What the exercise asks: How many lines in the material below contain the string "your"? Answer with the number alone.

(The input begins)

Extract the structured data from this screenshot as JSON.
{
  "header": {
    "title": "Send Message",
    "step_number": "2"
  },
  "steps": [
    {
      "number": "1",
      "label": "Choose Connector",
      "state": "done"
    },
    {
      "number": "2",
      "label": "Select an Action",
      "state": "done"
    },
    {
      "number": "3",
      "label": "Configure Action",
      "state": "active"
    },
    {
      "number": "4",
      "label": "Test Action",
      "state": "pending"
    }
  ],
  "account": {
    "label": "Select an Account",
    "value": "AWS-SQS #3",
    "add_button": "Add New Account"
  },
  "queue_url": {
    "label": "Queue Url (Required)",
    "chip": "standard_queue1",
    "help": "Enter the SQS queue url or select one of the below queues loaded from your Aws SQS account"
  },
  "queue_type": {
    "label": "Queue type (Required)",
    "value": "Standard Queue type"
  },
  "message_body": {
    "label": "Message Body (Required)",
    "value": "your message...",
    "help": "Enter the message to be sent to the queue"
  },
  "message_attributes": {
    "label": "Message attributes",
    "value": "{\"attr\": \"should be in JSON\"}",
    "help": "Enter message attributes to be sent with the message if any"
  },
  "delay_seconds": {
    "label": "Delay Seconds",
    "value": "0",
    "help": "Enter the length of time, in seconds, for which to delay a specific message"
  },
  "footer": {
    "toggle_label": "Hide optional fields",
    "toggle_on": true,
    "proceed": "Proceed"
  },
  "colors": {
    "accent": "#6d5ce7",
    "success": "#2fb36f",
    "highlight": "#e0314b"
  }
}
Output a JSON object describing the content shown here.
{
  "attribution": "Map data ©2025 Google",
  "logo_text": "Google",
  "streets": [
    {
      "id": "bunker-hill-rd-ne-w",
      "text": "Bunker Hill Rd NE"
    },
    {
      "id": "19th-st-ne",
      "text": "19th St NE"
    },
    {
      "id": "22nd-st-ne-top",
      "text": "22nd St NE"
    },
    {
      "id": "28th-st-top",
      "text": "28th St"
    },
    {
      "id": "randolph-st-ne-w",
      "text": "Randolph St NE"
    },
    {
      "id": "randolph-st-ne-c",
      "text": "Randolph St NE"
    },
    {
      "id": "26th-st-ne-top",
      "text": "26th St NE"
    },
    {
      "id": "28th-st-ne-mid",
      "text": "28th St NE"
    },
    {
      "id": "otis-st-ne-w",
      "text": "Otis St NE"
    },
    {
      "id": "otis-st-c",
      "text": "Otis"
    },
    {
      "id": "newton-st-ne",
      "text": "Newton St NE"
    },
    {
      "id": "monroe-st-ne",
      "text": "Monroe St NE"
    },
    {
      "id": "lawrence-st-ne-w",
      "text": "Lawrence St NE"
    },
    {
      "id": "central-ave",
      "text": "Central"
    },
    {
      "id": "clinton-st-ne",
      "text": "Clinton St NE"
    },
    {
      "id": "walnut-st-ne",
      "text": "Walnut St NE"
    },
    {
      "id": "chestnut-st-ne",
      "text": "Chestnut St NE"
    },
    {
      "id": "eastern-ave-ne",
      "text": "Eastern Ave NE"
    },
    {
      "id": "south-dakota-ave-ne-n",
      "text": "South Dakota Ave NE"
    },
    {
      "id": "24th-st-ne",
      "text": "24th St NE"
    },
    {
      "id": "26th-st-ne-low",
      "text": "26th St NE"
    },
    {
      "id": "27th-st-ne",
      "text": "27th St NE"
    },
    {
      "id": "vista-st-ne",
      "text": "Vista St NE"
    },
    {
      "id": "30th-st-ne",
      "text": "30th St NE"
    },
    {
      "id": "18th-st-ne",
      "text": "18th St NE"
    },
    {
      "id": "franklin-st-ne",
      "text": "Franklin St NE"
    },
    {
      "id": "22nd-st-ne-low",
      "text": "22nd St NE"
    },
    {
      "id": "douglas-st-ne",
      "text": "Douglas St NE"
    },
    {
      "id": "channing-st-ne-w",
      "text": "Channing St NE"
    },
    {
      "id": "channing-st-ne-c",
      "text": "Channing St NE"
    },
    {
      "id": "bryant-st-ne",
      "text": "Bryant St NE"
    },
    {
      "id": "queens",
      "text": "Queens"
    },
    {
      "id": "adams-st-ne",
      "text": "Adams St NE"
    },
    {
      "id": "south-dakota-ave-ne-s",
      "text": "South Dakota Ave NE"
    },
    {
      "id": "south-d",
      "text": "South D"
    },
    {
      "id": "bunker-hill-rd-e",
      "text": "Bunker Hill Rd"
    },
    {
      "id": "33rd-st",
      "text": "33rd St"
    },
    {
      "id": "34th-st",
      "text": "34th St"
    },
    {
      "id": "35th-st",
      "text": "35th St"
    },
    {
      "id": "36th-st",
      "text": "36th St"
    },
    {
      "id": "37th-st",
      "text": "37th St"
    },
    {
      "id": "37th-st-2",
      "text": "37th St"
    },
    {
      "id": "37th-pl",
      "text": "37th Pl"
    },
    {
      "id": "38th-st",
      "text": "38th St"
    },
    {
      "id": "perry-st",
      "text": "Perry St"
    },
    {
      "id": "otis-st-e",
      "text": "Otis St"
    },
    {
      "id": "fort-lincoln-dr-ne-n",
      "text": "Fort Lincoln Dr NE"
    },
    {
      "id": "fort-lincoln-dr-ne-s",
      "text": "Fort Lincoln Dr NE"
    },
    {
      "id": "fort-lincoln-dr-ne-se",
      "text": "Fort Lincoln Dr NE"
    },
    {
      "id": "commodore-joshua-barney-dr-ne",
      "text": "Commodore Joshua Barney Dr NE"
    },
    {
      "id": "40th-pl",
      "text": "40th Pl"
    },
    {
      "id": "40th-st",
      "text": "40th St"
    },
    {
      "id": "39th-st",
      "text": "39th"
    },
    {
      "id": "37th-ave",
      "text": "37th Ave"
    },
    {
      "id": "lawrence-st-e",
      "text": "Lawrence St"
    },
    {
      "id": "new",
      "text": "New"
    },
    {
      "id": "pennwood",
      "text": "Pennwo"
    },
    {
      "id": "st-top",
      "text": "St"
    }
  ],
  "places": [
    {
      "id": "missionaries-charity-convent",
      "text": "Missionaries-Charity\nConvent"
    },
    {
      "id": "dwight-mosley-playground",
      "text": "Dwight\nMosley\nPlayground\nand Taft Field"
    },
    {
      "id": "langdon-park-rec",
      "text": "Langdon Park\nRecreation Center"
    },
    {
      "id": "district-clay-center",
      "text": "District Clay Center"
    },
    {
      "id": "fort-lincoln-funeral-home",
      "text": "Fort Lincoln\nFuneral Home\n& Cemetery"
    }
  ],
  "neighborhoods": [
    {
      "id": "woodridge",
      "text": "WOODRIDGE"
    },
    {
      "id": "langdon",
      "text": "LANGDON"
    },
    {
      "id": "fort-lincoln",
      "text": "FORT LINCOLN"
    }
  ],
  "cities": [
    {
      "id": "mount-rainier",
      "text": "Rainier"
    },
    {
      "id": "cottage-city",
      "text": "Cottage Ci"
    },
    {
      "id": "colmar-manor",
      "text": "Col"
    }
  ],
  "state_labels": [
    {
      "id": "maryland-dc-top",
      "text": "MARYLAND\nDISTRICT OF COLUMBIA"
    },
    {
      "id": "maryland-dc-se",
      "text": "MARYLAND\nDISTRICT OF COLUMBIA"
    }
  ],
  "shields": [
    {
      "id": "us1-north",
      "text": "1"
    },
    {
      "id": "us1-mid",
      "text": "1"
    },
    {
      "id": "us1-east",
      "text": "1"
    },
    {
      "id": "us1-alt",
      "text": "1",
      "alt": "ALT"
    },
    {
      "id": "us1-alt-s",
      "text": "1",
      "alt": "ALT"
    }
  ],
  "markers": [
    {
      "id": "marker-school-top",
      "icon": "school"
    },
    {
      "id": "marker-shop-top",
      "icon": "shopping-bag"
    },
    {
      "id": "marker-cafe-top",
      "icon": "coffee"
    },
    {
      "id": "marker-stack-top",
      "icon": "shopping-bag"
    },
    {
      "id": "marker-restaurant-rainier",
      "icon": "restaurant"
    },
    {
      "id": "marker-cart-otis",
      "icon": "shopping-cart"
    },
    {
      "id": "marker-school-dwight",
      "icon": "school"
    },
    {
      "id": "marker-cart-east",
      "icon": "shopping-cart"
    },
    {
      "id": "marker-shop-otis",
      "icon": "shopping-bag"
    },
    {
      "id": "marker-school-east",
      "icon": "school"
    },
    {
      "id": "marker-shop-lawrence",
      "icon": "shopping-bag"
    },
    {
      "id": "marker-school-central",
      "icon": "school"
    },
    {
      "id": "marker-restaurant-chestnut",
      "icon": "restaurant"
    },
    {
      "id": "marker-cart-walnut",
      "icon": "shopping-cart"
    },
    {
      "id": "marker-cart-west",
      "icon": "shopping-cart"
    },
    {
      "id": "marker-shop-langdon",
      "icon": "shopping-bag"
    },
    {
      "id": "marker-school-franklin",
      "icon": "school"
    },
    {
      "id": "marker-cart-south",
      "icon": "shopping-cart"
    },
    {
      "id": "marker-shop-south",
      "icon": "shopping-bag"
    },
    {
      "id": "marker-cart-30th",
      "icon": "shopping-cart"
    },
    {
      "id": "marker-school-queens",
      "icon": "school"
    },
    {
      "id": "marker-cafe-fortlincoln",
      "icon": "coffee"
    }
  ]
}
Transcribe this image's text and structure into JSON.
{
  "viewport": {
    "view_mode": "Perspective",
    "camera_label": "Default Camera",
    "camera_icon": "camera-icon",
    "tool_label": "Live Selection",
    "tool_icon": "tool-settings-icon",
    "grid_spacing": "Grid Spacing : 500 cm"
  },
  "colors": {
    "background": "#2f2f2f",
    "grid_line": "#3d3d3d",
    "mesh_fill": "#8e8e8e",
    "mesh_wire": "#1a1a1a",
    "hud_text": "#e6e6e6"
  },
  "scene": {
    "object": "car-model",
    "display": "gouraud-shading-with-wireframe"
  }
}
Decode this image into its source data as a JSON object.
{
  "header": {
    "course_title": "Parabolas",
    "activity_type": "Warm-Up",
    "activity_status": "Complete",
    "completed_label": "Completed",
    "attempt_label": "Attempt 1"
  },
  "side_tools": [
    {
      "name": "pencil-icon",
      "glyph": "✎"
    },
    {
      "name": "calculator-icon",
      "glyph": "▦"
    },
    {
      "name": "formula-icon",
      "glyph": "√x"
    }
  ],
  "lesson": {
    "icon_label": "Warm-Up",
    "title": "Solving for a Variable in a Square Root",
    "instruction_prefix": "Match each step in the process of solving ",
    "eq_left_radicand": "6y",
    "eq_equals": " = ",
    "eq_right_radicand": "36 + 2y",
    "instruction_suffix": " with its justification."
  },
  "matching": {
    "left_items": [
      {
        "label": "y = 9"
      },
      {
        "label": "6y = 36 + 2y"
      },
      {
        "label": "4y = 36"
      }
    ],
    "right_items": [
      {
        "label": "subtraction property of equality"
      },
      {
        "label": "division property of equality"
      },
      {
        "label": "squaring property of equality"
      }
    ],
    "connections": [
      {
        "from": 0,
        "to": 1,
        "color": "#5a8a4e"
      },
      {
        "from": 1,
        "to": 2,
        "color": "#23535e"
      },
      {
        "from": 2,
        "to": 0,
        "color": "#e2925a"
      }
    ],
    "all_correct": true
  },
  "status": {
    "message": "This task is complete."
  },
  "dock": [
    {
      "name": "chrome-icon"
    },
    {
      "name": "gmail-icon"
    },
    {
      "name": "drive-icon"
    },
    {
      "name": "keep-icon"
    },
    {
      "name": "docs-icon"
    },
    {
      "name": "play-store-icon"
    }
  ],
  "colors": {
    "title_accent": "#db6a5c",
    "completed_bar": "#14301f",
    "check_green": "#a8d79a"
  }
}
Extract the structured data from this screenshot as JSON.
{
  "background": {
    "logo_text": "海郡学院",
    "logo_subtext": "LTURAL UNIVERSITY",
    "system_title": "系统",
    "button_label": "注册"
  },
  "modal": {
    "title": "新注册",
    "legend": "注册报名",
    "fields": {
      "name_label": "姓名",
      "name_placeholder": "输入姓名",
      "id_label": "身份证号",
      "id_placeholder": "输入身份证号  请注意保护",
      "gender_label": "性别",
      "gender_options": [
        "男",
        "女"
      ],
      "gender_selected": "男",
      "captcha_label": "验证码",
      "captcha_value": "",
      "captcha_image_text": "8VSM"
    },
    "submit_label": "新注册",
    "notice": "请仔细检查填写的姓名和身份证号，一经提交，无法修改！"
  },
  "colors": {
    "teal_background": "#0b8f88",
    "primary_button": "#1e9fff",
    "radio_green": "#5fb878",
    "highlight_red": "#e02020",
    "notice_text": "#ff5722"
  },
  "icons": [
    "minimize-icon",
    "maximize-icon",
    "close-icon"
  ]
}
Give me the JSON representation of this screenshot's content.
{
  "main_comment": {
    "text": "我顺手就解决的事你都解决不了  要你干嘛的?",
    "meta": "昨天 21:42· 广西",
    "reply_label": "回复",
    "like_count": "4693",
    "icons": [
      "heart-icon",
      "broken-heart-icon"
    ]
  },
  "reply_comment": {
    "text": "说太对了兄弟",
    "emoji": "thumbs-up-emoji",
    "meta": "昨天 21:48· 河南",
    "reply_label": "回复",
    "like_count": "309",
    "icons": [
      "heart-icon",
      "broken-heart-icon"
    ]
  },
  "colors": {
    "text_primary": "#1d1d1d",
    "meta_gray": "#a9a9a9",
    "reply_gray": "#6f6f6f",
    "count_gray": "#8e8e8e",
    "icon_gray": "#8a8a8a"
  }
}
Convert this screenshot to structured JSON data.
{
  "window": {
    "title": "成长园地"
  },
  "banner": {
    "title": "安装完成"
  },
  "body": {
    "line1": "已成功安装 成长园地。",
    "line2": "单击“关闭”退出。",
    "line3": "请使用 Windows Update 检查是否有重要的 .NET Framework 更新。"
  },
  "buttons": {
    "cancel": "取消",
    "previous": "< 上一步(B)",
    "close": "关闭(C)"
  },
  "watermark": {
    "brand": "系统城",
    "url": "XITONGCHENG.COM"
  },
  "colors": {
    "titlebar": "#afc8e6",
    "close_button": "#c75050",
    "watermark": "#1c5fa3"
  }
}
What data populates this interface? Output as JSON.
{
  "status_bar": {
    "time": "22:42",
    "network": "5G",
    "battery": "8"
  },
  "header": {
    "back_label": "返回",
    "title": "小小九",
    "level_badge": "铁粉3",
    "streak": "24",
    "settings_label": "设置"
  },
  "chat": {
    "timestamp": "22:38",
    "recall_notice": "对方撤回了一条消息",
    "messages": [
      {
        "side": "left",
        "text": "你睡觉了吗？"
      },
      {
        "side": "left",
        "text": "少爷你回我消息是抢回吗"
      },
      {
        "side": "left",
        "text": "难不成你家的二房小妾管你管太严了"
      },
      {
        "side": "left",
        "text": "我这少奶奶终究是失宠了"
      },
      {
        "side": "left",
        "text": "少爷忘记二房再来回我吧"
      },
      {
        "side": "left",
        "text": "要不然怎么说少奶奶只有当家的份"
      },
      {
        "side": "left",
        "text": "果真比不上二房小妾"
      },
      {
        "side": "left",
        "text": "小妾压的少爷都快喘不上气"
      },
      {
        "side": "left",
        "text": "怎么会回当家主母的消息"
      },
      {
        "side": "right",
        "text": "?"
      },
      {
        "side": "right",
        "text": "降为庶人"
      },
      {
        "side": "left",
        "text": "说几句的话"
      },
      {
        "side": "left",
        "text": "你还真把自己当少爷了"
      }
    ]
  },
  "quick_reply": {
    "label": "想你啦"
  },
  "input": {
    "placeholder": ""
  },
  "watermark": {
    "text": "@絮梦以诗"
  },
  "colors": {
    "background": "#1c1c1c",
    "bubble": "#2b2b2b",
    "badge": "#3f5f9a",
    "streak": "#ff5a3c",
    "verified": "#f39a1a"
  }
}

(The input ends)

Result of the task: 2